» Listed records:
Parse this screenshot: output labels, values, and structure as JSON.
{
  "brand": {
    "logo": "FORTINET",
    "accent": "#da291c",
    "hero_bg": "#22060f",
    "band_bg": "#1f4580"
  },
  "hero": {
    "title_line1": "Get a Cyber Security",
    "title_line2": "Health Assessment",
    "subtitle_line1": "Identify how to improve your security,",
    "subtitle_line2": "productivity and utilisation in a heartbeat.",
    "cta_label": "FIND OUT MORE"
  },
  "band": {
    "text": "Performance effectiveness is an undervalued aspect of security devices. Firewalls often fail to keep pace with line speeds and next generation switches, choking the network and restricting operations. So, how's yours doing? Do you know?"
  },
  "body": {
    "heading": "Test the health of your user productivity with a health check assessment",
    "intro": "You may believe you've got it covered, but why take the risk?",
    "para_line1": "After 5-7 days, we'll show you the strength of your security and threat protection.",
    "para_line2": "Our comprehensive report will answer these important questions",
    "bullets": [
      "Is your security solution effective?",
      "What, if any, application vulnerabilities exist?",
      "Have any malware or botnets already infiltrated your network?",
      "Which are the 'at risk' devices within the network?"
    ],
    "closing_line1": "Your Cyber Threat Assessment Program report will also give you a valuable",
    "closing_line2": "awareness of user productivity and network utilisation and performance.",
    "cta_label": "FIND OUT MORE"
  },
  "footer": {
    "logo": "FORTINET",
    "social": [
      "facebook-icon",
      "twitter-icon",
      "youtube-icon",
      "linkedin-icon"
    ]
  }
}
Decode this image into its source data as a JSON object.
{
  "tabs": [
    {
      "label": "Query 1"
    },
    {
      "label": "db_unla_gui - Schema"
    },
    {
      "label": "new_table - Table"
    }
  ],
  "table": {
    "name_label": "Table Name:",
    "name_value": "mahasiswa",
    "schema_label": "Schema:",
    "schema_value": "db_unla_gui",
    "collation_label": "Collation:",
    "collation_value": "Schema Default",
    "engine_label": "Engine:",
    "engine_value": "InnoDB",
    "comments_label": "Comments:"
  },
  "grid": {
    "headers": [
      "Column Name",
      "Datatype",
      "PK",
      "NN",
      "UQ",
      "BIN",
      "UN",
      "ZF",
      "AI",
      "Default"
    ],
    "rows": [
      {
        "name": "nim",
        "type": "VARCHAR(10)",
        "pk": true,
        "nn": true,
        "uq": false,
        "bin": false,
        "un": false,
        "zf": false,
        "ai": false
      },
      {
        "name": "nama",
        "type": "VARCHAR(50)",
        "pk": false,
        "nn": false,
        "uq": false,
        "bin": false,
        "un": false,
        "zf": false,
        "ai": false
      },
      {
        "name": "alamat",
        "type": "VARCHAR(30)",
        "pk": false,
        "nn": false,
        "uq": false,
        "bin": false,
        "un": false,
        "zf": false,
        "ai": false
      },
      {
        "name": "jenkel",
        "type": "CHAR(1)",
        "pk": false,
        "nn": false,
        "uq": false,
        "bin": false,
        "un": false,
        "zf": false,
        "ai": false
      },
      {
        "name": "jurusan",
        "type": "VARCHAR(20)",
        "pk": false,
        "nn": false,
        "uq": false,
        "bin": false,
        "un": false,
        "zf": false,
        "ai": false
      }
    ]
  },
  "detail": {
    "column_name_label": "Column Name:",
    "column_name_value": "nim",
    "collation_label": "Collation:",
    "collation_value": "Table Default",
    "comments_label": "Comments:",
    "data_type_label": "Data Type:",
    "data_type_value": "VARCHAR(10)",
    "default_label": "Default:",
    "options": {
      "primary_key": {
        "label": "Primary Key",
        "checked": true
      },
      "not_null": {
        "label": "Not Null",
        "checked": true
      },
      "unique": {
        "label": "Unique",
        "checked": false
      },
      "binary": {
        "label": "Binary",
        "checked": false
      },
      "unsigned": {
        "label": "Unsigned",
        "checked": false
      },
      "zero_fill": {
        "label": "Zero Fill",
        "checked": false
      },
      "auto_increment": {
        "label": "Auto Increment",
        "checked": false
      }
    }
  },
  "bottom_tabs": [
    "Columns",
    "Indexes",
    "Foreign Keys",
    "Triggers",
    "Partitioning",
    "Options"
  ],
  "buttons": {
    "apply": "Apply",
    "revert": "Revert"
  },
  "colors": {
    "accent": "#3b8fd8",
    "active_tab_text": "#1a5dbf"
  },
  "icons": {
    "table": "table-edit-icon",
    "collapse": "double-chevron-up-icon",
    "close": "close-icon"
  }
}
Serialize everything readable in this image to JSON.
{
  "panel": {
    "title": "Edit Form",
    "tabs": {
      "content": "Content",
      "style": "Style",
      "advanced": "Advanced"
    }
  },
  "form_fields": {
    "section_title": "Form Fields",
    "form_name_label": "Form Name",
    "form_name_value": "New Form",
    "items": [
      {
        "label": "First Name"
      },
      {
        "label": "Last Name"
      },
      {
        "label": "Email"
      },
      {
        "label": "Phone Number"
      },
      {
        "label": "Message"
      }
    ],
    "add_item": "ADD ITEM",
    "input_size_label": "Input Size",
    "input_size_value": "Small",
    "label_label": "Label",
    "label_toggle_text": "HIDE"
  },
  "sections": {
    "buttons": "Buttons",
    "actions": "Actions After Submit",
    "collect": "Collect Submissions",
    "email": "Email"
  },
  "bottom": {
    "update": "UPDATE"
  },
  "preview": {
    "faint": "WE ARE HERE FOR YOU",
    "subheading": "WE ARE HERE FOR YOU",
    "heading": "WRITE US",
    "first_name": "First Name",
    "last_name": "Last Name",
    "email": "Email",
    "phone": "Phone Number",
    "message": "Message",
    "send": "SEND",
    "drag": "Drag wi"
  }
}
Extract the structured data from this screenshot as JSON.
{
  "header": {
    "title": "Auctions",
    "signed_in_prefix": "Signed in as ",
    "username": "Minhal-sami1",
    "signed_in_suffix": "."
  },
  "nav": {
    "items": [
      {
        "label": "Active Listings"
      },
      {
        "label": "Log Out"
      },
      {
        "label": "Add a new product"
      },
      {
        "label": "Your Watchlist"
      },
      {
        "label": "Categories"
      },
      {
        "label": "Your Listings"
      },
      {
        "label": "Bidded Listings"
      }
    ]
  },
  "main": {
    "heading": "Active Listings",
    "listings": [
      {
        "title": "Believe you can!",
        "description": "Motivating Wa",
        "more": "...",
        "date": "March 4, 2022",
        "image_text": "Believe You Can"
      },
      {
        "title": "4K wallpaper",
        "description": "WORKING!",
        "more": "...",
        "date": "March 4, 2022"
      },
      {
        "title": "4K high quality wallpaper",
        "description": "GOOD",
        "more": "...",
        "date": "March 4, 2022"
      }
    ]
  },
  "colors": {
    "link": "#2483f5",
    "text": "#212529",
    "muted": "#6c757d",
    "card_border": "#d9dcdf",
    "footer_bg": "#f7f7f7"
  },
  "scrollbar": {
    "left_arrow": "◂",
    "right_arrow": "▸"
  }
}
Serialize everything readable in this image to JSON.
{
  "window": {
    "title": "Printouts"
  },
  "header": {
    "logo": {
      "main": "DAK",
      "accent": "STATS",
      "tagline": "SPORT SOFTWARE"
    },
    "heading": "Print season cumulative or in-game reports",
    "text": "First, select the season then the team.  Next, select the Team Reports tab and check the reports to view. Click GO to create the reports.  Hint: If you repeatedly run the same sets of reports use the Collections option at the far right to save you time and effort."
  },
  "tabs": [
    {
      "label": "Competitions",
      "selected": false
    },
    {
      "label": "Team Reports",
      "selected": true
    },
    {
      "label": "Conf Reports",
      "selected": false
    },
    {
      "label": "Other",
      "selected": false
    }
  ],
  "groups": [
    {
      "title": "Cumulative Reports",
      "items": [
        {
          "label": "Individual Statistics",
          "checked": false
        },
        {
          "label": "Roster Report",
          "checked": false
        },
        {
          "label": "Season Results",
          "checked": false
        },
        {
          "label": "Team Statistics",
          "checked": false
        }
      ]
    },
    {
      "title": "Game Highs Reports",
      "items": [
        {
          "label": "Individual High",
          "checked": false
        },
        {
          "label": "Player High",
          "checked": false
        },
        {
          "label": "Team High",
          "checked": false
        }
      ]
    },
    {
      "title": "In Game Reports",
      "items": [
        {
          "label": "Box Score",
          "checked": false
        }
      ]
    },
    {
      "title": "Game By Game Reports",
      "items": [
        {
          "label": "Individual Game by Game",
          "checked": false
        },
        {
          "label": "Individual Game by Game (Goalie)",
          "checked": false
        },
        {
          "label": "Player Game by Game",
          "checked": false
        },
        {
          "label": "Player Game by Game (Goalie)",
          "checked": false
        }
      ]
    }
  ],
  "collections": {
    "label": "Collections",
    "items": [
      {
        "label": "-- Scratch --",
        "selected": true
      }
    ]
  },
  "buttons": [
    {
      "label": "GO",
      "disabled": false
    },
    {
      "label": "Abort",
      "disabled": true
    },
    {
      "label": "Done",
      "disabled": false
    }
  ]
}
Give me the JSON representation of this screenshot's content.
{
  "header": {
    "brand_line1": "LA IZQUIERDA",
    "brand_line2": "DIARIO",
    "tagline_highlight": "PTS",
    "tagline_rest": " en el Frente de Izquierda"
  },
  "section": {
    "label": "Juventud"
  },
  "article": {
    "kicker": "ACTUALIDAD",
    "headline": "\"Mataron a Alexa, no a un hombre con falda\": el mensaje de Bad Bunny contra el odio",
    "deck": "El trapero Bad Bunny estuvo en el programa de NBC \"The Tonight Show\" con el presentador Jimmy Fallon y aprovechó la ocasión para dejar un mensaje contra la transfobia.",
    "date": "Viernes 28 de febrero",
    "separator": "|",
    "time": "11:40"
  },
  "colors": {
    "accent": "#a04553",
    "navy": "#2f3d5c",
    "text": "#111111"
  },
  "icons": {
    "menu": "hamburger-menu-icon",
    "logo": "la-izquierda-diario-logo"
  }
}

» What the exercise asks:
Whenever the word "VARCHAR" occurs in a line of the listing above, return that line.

» Output of the task:
        "type": "VARCHAR(10)",
        "type": "VARCHAR(50)",
        "type": "VARCHAR(30)",
        "type": "VARCHAR(20)",
    "data_type_value": "VARCHAR(10)",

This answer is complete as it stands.